(Dataset entries)
________________________________________

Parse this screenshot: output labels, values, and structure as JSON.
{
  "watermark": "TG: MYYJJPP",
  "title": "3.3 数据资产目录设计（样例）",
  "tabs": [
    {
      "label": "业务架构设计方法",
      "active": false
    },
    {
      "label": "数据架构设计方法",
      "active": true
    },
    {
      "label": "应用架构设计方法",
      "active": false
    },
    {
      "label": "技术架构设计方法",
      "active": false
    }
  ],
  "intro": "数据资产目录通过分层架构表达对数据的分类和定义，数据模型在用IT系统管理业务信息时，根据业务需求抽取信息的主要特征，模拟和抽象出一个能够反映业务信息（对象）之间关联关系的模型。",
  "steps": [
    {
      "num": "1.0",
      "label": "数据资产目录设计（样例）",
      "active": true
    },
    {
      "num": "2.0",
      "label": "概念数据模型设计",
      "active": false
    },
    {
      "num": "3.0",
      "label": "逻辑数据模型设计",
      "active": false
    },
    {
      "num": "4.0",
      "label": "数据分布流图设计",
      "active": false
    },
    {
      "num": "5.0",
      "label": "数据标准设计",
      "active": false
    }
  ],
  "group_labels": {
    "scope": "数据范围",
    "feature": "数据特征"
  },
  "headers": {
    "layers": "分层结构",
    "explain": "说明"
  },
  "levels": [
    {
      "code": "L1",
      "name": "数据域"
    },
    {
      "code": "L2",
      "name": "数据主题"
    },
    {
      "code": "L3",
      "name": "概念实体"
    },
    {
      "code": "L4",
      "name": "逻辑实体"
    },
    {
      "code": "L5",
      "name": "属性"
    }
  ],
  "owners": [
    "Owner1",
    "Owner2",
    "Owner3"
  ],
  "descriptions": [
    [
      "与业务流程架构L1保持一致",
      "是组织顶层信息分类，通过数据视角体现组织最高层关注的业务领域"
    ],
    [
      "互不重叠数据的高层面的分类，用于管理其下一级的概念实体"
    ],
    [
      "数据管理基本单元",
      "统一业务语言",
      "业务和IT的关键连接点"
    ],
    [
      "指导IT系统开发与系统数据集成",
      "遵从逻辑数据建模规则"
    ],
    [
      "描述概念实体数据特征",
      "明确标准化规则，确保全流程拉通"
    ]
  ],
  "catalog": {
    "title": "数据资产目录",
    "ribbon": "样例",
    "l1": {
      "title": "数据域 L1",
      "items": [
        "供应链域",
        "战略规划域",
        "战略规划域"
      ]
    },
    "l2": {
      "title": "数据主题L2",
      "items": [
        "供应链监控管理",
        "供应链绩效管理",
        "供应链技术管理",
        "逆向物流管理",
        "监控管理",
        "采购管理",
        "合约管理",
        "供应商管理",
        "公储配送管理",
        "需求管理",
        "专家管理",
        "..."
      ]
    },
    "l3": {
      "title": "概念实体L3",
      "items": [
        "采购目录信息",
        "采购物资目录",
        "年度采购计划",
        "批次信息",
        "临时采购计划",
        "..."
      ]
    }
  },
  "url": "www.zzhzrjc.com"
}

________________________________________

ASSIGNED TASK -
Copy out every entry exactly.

EXERCISE RESULT -
Parse this screenshot: output labels, values, and structure as JSON.
{
  "watermark": "TG: MYYJJPP",
  "title": "3.3 数据资产目录设计（样例）",
  "tabs": [
    {
      "label": "业务架构设计方法",
      "active": false
    },
    {
      "label": "数据架构设计方法",
      "active": true
    },
    {
      "label": "应用架构设计方法",
      "active": false
    },
    {
      "label": "技术架构设计方法",
      "active": false
    }
  ],
  "intro": "数据资产目录通过分层架构表达对数据的分类和定义，数据模型在用IT系统管理业务信息时，根据业务需求抽取信息的主要特征，模拟和抽象出一个能够反映业务信息（对象）之间关联关系的模型。",
  "steps": [
    {
      "num": "1.0",
      "label": "数据资产目录设计（样例）",
      "active": true
    },
    {
      "num": "2.0",
      "label": "概念数据模型设计",
      "active": false
    },
    {
      "num": "3.0",
      "label": "逻辑数据模型设计",
      "active": false
    },
    {
      "num": "4.0",
      "label": "数据分布流图设计",
      "active": false
    },
    {
      "num": "5.0",
      "label": "数据标准设计",
      "active": false
    }
  ],
  "group_labels": {
    "scope": "数据范围",
    "feature": "数据特征"
  },
  "headers": {
    "layers": "分层结构",
    "explain": "说明"
  },
  "levels": [
    {
      "code": "L1",
      "name": "数据域"
    },
    {
      "code": "L2",
      "name": "数据主题"
    },
    {
      "code": "L3",
      "name": "概念实体"
    },
    {
      "code": "L4",
      "name": "逻辑实体"
    },
    {
      "code": "L5",
      "name": "属性"
    }
  ],
  "owners": [
    "Owner1",
    "Owner2",
    "Owner3"
  ],
  "descriptions": [
    [
      "与业务流程架构L1保持一致",
      "是组织顶层信息分类，通过数据视角体现组织最高层关注的业务领域"
    ],
    [
      "互不重叠数据的高层面的分类，用于管理其下一级的概念实体"
    ],
    [
      "数据管理基本单元",
      "统一业务语言",
      "业务和IT的关键连接点"
    ],
    [
      "指导IT系统开发与系统数据集成",
      "遵从逻辑数据建模规则"
    ],
    [
      "描述概念实体数据特征",
      "明确标准化规则，确保全流程拉通"
    ]
  ],
  "catalog": {
    "title": "数据资产目录",
    "ribbon": "样例",
    "l1": {
      "title": "数据域 L1",
      "items": [
        "供应链域",
        "战略规划域",
        "战略规划域"
      ]
    },
    "l2": {
      "title": "数据主题L2",
      "items": [
        "供应链监控管理",
        "供应链绩效管理",
        "供应链技术管理",
        "逆向物流管理",
        "监控管理",
        "采购管理",
        "合约管理",
        "供应商管理",
        "公储配送管理",
        "需求管理",
        "专家管理",
        "..."
      ]
    },
    "l3": {
      "title": "概念实体L3",
      "items": [
        "采购目录信息",
        "采购物资目录",
        "年度采购计划",
        "批次信息",
        "临时采购计划",
        "..."
      ]
    }
  },
  "url": "www.zzhzrjc.com"
}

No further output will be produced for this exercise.